**What needs to be done**
Search the records below for the string "grace", and report each line that contains it.

__________________________________________________

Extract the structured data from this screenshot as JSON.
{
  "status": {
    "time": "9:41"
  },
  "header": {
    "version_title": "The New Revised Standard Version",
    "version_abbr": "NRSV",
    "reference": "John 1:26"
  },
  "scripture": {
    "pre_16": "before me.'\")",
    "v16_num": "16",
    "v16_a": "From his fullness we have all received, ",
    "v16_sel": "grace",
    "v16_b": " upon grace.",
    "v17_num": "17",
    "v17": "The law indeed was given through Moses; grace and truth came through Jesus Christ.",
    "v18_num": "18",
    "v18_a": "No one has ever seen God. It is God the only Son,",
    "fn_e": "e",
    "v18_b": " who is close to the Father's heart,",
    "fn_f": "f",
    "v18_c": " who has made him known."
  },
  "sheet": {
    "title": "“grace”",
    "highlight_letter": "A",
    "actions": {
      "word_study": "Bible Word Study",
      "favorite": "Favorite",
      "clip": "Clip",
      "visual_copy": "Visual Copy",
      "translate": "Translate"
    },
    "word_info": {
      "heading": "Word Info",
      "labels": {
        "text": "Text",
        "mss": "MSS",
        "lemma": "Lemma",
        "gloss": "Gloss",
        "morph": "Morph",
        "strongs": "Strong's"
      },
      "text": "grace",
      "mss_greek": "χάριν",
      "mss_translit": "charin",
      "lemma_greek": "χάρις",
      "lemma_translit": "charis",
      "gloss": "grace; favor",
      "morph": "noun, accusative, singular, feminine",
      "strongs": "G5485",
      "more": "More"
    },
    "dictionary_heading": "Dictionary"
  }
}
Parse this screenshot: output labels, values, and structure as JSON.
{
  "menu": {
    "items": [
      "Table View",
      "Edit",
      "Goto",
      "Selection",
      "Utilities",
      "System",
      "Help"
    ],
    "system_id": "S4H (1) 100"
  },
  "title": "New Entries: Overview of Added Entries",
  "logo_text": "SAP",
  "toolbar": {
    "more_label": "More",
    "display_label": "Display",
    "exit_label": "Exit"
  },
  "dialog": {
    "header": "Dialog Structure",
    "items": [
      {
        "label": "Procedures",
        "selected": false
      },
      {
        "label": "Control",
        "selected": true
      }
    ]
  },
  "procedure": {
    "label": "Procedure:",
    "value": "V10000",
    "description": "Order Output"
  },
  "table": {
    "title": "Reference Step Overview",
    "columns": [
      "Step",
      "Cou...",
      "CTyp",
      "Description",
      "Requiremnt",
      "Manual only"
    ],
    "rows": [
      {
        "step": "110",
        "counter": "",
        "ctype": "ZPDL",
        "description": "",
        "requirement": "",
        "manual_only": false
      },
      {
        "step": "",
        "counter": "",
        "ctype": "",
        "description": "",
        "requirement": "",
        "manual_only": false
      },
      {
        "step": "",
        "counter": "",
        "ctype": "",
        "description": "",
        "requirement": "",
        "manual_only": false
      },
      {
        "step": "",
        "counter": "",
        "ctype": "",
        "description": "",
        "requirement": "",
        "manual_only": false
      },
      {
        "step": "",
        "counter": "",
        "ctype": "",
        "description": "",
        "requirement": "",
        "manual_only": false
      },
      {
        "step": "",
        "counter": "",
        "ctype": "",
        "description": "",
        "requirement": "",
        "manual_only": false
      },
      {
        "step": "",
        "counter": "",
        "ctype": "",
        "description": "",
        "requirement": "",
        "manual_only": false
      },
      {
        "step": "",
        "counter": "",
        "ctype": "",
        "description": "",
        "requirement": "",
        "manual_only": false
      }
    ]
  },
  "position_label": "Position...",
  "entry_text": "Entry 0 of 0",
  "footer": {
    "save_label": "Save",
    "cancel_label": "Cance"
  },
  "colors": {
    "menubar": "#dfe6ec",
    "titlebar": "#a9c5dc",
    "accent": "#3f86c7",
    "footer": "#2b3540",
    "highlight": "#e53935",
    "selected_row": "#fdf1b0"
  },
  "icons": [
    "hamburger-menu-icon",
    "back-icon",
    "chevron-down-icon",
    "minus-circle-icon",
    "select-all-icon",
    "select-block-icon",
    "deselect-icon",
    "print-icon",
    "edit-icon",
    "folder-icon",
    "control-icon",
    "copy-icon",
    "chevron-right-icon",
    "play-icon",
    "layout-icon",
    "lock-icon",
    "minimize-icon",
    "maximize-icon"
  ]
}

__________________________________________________

**Answer to this problem**
    "v16_sel": "grace",
    "v16_b": " upon grace.",
    "v17": "The law indeed was given through Moses; grace and truth came through Jesus Christ.",
    "title": "“grace”",
      "text": "grace",
      "gloss": "grace; favor",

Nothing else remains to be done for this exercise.